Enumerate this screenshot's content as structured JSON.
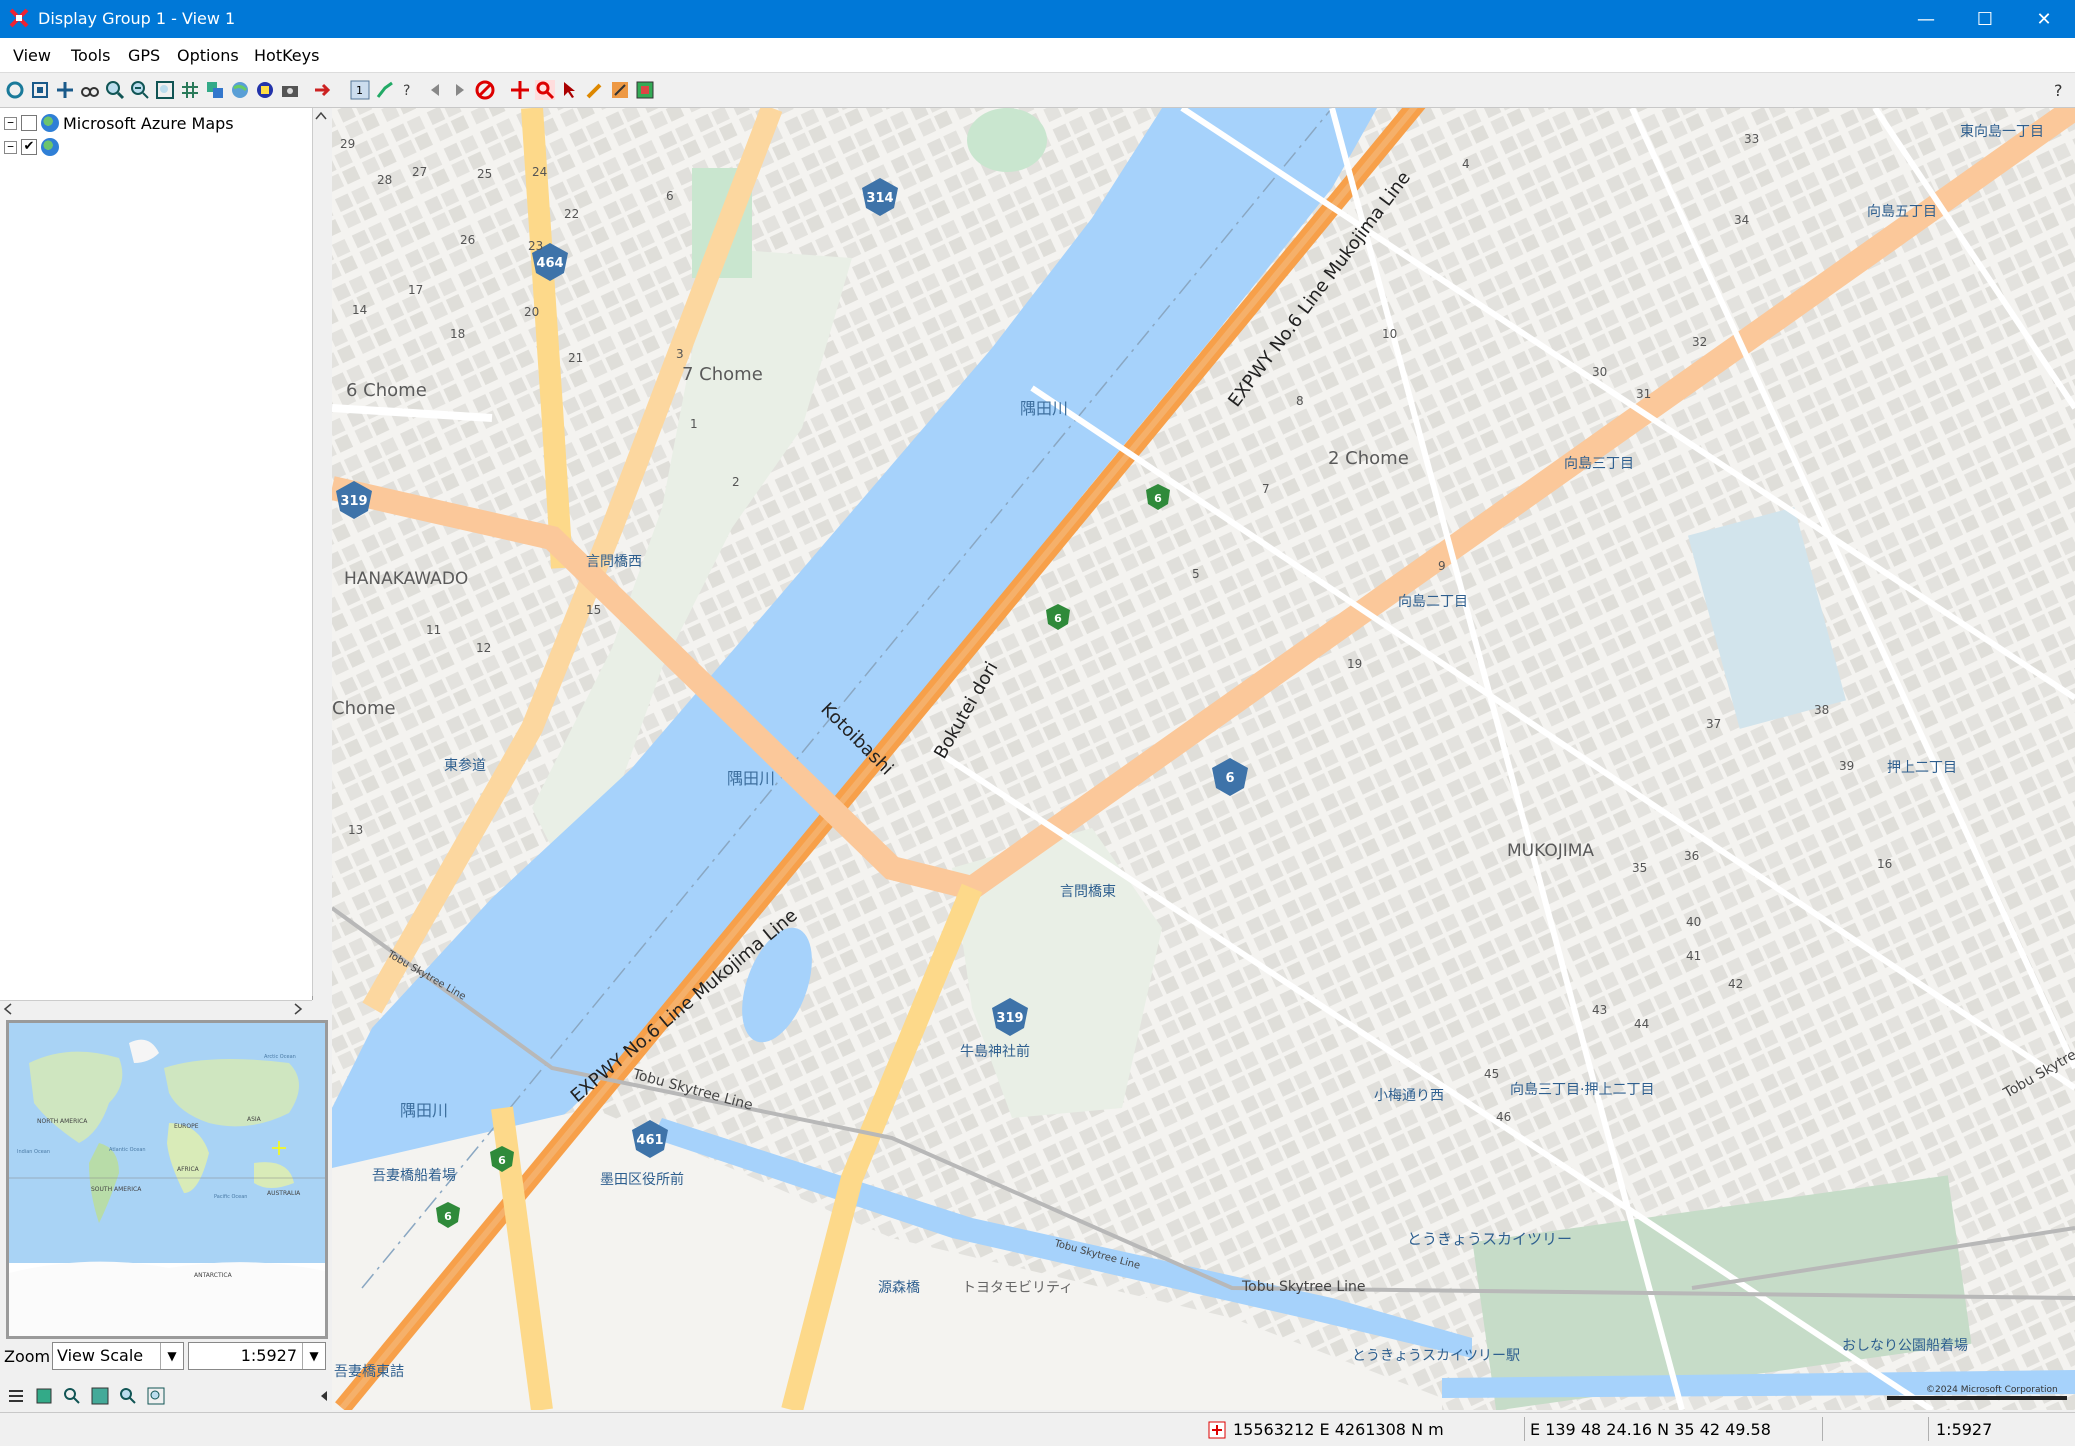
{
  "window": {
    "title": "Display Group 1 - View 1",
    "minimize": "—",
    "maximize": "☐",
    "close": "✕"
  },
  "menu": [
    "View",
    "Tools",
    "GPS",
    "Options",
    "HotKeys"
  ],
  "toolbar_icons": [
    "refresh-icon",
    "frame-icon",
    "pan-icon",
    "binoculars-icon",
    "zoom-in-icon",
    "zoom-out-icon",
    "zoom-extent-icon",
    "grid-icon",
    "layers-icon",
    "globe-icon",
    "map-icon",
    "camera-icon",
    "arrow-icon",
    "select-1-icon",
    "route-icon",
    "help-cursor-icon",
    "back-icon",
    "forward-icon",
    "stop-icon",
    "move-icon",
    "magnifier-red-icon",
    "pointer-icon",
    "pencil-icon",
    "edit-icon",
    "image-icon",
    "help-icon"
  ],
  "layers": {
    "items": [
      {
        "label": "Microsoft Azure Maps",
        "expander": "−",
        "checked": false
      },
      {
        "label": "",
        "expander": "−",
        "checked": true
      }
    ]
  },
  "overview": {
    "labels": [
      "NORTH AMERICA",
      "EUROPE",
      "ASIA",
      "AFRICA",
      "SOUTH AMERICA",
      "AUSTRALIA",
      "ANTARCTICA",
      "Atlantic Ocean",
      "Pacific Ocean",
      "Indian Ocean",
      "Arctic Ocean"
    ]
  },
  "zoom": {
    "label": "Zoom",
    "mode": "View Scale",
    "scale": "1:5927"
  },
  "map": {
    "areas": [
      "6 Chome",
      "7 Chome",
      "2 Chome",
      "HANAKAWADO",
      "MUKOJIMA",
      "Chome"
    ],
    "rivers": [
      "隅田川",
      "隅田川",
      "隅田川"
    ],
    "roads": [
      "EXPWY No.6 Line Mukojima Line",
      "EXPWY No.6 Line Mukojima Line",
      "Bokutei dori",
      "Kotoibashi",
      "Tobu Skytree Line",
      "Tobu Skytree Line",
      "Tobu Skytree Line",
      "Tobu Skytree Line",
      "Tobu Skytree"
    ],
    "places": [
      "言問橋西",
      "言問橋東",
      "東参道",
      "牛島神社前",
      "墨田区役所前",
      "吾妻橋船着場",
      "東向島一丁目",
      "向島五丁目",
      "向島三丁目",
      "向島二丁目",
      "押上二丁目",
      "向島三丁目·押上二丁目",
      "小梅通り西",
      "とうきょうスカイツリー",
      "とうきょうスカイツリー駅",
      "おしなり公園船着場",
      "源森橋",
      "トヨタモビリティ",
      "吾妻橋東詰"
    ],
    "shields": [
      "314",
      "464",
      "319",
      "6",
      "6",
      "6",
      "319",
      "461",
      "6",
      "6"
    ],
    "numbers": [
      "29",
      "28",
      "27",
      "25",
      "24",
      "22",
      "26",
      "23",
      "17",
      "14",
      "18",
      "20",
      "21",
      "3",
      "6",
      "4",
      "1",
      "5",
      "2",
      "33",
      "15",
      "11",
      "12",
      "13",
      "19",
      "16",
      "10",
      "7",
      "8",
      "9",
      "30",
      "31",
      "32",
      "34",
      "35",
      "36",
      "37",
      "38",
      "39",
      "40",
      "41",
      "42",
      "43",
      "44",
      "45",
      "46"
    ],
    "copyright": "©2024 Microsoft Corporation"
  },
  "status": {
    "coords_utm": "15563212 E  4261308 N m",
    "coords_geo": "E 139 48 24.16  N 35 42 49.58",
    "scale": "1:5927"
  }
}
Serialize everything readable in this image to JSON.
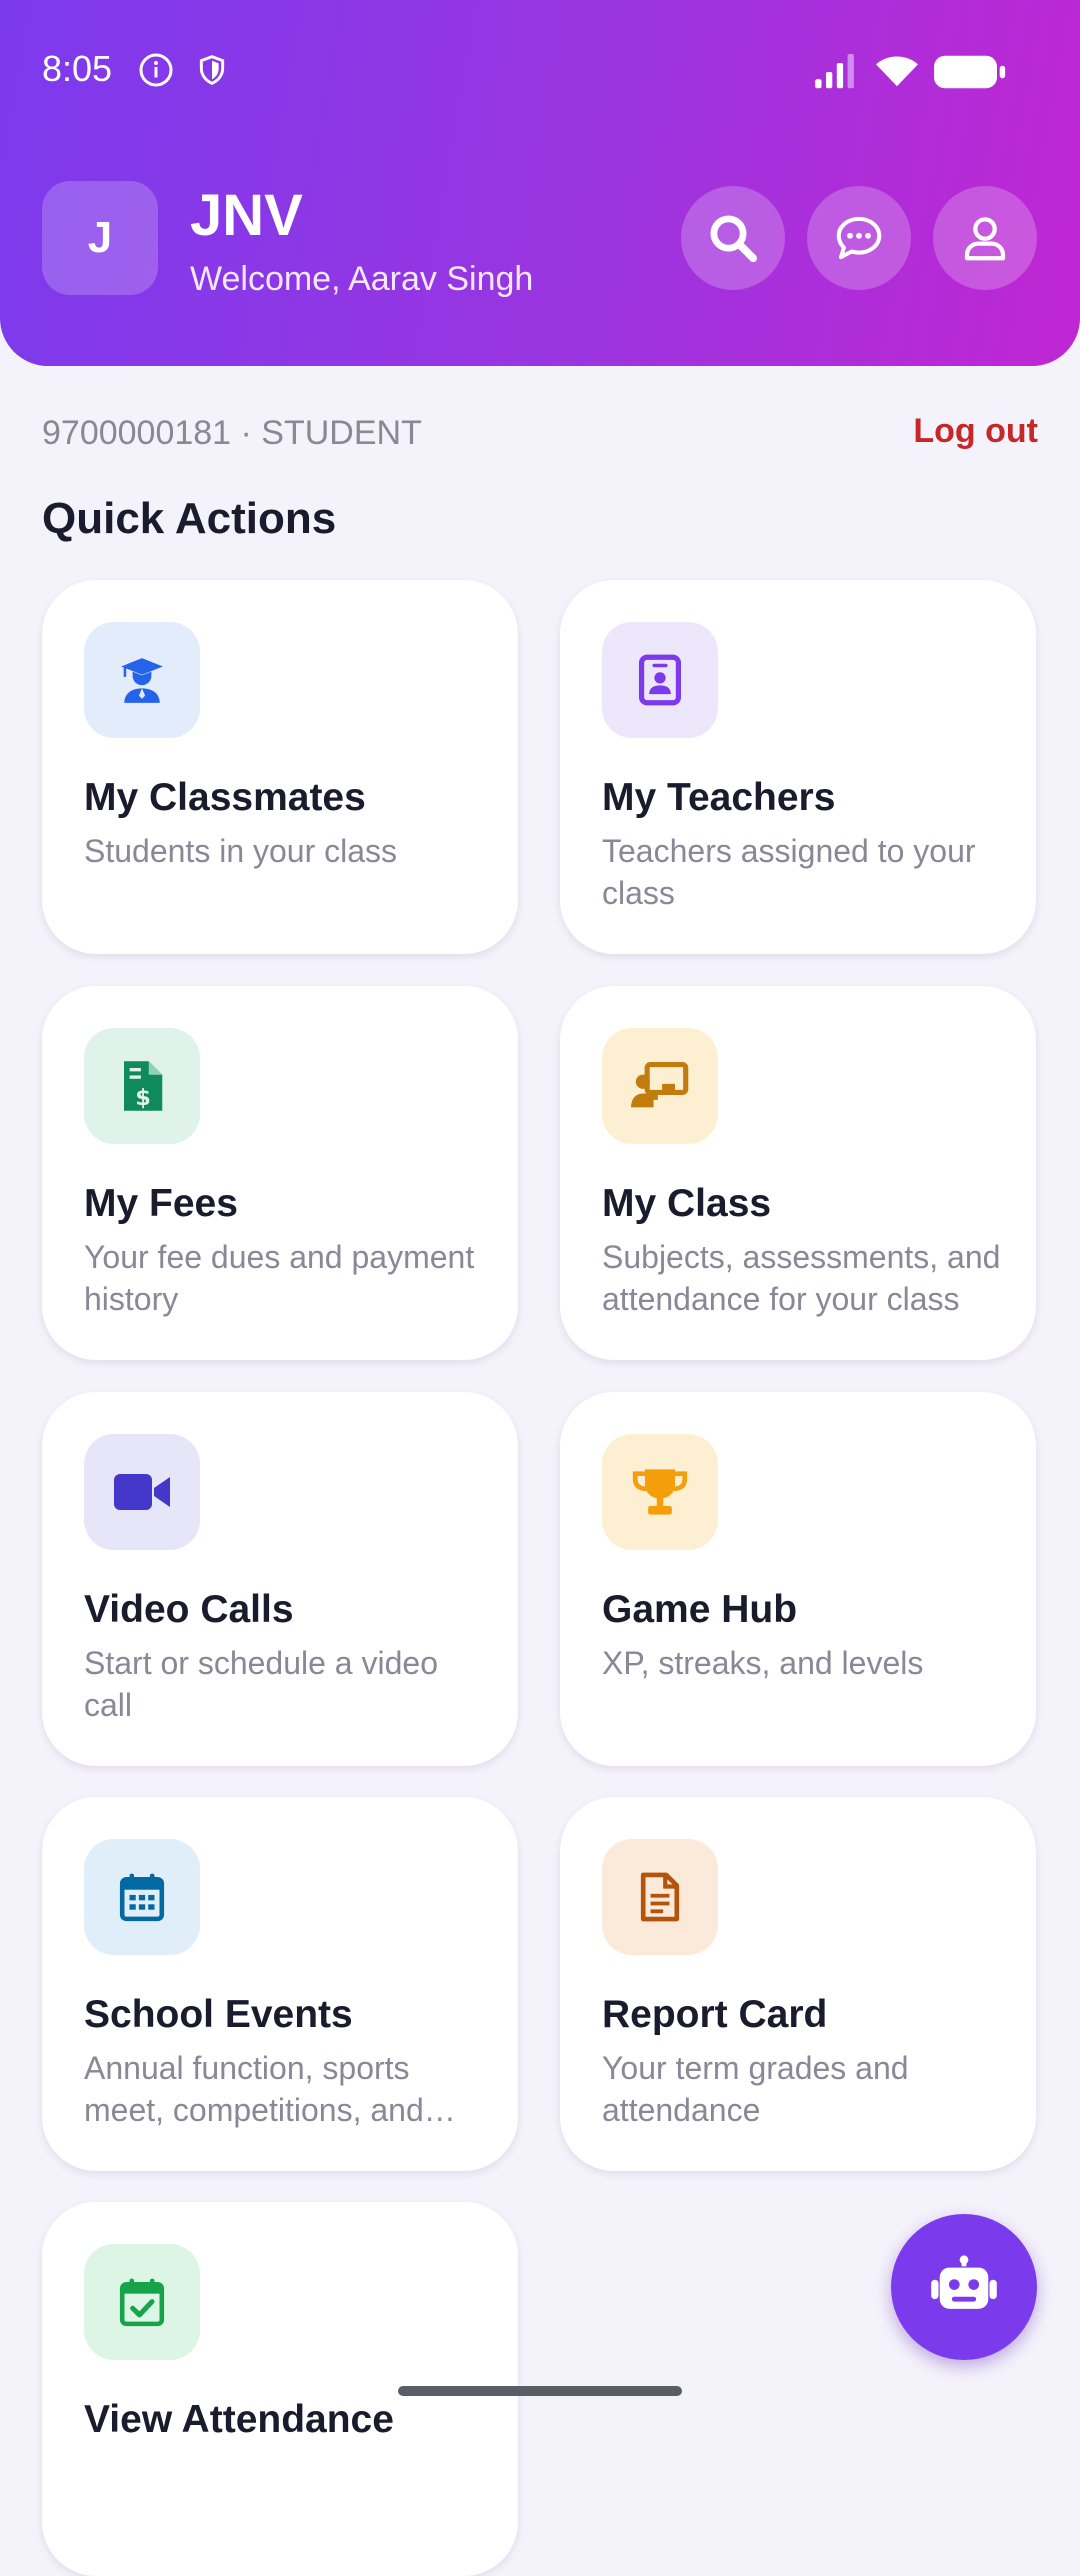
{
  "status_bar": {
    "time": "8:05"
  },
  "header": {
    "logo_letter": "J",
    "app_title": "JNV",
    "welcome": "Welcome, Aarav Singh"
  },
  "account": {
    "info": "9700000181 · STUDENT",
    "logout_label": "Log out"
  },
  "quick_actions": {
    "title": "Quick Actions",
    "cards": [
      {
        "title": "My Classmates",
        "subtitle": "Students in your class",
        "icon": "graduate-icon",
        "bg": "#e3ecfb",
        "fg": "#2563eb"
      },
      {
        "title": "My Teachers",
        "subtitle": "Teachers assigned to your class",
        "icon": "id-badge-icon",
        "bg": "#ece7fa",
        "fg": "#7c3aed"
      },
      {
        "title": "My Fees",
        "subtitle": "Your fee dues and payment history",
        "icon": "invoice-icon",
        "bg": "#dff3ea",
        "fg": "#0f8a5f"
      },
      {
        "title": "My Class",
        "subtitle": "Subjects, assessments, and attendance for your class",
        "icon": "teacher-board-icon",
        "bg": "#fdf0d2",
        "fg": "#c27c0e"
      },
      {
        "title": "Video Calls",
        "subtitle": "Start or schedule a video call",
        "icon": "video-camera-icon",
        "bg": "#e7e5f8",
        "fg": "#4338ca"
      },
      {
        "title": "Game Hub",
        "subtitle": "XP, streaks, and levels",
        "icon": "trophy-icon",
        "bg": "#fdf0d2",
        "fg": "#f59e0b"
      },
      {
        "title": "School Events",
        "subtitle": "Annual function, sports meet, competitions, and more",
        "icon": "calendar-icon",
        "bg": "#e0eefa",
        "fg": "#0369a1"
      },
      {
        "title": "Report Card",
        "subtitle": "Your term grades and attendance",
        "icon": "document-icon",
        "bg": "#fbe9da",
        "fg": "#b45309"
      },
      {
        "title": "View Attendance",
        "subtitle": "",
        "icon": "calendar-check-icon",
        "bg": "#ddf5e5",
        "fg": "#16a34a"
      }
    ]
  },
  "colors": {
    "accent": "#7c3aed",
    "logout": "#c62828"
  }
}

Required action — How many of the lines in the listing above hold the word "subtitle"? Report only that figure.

Output below — 9